The political inevitability of the Cantor pullout
On Thursday morning, House Majority Leader Eric Cantor (Va.) announced that he was removing himself from the ongoing debt reduction talks with Vice President Joe Biden, citing the unwillingness of Democrats to take tax increases off the table as his primary motivation.
“Each side came into these talks with certain orders, and as it stands the Democrats continue to insist that any deal must include tax increases,” Cantor said in a statement. “Regardless of the progress that has been made, the tax issue must be resolved before discussions can continue.”
Cantor was immediately backed up by Senate Minority Leader Mitch McConnell and Minority Whip Jon Kyl. “President Obama needs to decide between his goal of higher taxes or a bipartisan plan to address our deficit,’ the duo said in a joint statement. “He can’t have both.”
The decision by Cantor was greeted with shock — or at least surprise — by the political world. But, it shouldn’t have been.
Why? Because of a hard but simple political truth: there is absolutely NO constituency within the Republican party that is even modestly open to tax increases as the only way to solve the budget deficit.
The latest Washington Post/ABC poll proves it out.
Fifty two percent of Republicans in the survey said that “cutting federal spending” is the best way to reduce the federal budget deficit while just one percent chose the “increasing taxes” option and 46 percent said a “combination of both” would be the best way to go.
Those numbers stand in stark contrast to how Democrats and independents view the best course for solving the debt problem. Two thirds of Democrats and nearly six in ten (59 percent) of independents said that the best way to shrink the debt was a combination of spending cuts and tax increases.

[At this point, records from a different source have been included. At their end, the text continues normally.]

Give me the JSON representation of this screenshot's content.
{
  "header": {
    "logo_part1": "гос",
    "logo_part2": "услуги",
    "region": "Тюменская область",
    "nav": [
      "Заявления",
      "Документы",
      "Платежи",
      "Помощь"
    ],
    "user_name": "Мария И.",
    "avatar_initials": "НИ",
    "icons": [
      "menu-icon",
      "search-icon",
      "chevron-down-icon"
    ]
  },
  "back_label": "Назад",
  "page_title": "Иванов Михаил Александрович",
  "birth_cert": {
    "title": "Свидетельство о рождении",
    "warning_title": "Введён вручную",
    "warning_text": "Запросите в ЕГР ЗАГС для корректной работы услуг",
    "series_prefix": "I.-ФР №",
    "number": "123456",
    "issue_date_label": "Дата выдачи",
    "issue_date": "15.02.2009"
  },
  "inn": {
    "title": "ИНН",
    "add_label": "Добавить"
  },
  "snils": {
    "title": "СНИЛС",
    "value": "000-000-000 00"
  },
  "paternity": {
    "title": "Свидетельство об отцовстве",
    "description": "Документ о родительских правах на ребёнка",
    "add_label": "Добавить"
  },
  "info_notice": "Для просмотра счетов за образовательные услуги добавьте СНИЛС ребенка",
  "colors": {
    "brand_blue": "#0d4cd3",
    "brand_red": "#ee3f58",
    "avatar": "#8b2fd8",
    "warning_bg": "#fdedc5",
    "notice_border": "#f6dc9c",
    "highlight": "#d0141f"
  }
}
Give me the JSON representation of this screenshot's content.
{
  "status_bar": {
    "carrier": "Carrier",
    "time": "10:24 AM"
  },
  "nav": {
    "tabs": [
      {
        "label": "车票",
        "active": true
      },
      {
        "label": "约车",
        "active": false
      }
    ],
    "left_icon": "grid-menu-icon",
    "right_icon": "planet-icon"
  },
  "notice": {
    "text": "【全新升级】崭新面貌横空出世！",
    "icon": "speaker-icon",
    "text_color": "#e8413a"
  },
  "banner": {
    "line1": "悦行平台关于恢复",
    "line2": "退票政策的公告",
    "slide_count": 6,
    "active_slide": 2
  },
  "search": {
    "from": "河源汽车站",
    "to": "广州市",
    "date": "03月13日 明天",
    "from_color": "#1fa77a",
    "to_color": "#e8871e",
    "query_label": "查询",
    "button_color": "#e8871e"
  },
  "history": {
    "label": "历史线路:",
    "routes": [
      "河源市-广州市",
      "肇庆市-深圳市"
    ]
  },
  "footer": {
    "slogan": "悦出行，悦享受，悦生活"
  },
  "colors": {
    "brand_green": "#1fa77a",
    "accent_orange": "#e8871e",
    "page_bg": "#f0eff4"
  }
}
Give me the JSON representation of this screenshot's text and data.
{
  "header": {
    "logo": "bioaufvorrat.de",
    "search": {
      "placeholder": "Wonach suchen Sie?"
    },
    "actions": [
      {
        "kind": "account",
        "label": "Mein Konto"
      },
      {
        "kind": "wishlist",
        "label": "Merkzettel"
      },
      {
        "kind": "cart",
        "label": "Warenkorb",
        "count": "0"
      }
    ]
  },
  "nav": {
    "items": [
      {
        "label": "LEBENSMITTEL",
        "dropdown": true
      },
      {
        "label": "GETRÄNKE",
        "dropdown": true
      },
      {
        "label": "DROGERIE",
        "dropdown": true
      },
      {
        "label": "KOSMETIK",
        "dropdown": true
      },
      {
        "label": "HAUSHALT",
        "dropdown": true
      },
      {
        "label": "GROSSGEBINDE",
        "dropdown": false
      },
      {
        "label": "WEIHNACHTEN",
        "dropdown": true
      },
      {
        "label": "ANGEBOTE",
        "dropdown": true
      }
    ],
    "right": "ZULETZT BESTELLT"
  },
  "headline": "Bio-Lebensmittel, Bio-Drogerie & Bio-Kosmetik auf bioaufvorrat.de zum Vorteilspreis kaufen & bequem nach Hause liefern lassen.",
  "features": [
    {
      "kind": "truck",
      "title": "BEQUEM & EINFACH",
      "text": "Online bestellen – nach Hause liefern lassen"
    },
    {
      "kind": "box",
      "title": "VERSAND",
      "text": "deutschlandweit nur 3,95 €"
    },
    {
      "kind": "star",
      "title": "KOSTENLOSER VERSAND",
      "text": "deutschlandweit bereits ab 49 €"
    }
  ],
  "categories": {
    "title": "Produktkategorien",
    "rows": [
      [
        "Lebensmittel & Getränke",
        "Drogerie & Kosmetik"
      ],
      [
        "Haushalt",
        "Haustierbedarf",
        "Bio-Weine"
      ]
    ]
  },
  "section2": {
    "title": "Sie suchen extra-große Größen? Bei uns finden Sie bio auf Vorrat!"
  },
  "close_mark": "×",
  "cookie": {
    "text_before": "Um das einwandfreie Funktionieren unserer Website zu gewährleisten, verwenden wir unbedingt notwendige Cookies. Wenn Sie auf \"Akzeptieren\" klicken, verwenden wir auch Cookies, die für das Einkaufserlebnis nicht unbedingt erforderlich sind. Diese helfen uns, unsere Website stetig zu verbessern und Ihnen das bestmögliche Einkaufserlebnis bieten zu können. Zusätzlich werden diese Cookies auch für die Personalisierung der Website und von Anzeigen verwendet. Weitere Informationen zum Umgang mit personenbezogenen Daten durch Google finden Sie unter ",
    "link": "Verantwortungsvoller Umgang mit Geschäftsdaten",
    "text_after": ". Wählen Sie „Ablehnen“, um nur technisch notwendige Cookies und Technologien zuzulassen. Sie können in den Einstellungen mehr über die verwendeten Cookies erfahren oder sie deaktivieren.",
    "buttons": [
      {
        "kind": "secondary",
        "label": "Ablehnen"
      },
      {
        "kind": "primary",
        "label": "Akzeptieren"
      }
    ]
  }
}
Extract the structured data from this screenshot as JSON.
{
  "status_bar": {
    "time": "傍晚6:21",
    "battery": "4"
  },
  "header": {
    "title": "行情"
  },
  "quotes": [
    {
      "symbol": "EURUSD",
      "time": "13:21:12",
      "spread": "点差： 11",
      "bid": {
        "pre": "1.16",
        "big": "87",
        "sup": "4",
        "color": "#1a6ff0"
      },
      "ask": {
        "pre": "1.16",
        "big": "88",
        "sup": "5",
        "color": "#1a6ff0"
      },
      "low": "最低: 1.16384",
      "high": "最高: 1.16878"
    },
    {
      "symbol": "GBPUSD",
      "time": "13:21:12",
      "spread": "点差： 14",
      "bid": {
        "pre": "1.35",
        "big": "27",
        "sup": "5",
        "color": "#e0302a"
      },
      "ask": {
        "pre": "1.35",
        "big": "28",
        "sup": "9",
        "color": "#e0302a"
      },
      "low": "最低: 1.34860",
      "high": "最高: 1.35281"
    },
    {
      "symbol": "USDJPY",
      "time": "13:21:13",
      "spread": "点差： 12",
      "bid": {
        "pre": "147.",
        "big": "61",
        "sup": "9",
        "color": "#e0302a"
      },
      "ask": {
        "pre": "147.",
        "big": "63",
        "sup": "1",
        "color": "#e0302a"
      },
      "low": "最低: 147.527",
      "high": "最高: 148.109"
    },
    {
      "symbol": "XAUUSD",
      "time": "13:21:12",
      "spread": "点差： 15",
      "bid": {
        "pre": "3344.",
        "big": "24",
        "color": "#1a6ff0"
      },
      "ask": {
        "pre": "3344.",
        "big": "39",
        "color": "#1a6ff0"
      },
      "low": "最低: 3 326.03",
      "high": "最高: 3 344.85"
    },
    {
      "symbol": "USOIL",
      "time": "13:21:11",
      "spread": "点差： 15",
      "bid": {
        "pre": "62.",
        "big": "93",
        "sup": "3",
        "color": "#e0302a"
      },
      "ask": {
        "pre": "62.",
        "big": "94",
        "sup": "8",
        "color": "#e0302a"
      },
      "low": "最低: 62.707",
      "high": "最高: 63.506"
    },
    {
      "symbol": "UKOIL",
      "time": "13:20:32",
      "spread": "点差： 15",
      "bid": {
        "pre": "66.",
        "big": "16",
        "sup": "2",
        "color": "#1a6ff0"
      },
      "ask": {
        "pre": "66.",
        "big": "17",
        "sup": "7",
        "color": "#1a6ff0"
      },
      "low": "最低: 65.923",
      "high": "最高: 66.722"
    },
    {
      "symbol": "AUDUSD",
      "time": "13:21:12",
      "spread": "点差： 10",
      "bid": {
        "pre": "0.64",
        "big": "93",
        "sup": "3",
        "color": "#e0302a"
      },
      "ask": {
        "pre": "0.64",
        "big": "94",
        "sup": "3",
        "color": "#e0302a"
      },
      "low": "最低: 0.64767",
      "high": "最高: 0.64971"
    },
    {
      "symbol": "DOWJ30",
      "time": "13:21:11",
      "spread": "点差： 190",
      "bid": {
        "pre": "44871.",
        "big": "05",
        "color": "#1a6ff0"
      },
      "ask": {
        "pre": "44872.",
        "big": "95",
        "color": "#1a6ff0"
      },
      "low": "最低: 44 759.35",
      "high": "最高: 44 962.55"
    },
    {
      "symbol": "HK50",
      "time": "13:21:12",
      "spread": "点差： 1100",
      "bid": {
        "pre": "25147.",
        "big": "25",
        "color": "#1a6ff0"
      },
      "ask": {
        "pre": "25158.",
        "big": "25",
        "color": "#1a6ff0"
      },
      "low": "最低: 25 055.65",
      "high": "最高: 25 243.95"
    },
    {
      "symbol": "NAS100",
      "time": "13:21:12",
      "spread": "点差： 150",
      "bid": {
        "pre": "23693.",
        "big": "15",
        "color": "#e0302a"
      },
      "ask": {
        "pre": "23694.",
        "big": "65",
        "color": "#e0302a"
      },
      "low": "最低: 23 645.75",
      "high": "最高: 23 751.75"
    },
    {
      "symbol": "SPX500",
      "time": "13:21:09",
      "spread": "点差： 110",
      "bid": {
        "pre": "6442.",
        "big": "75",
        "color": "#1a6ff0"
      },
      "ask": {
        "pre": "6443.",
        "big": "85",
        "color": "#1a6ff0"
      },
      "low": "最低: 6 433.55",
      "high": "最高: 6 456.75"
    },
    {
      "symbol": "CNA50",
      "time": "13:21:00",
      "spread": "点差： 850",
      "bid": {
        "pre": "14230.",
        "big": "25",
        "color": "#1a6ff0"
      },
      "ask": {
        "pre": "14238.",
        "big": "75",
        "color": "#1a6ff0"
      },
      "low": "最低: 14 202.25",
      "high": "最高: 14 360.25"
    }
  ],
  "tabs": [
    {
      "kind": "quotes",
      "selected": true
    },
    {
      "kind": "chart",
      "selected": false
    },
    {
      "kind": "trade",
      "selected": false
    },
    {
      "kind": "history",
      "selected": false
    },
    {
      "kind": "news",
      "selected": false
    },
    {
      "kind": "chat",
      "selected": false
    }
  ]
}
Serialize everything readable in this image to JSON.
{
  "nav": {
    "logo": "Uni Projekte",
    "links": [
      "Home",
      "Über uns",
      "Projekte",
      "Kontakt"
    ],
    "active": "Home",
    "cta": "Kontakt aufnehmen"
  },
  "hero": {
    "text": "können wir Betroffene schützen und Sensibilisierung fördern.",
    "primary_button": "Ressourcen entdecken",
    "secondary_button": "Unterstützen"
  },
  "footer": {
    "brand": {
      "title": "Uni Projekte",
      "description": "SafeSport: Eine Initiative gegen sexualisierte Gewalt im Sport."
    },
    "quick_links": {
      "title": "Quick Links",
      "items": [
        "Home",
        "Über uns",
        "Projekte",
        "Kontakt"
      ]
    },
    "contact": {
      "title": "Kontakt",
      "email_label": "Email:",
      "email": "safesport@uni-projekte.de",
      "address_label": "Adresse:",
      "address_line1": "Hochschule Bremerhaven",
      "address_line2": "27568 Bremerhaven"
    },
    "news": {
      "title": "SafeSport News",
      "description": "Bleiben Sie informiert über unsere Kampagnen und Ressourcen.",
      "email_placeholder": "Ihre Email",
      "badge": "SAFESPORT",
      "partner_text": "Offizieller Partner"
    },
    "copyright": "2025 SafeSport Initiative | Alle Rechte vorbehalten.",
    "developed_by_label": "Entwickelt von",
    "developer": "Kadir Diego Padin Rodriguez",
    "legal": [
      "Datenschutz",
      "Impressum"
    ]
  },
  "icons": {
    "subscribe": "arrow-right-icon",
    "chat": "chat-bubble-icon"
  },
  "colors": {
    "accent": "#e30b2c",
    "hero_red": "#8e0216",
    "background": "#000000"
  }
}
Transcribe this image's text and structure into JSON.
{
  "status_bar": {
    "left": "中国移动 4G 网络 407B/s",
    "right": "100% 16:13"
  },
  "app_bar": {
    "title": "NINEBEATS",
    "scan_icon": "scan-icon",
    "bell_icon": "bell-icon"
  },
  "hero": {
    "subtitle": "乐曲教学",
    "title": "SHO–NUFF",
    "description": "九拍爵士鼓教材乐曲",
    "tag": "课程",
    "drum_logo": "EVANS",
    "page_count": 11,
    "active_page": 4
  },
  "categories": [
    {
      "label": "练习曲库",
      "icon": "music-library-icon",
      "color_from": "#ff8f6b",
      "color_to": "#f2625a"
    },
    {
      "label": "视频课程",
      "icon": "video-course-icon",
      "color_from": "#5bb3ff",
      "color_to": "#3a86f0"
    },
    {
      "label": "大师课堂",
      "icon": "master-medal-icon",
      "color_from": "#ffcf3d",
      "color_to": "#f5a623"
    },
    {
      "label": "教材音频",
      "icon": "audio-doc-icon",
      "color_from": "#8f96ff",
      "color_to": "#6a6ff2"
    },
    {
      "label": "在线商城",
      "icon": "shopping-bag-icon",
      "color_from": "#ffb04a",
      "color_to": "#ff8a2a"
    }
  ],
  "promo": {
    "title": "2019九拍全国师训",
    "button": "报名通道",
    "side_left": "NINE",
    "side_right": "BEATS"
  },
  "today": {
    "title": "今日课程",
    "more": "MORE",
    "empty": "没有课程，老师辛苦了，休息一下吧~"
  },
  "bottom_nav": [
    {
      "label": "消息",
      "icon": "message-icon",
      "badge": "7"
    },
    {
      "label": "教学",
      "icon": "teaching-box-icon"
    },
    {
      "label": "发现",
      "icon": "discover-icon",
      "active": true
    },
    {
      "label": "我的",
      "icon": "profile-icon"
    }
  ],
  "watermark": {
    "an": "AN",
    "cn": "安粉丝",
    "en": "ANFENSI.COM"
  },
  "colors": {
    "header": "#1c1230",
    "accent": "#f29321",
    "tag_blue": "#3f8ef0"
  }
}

The Republican aversion to tax increases — of any sort — as a sole solution to the debt problem shines through in another data point from the poll.
Asked if debt reduction had to come from a combination of cuts and tax increases, 71 percent of self-identified Republicans said it should come more from spending cuts while just three percent said increasing taxes and 25 percent chose half coming from each source.
The fact is that it would amount to political death for Cantor to be seen as a major player in a deal that increases taxes of any sort without the gaining heavy concessions on the spending side. (Not to mention the difficulty of selling a debt reduction plan that increases taxes to the large GOP freshmen House class that was elected in large part on a pledge to drastically curb spending in the nation’s capitol.)
(For another perspective on why Cantor did what he did, check out Ezra Klein’s take.)
The specter of former President George H.W. Bush looms large in this debate. His pledge at the 1988 Republican National Convention — “read my lips...no new taxes” — came back to haunt him after he cut a budget deal in 1990 that included tax increases. Many Republicans credit that oath-breaking, which turned many conservatives against Bush, as the reason for his defeat at the hands of Bill Clinton in 1992.
While Republican elected officials and their parties’ strategists are aware that pulling away from the negotiations runs the risk of making them look more interested in scoring political points than solving problems — a major point of interest for independents — they are equally aware that without their base firmly behind them in 2012 they have no chance of retaking the presidency.
This is a gambit designed to tilt the deal in favor of spending cuts and away from tax increases. That way, if Cantor — and Republicans more broadly — do have to cut a deal on taxes, they can argue that they did everything in their power to sway the debate toward where their base wanted it.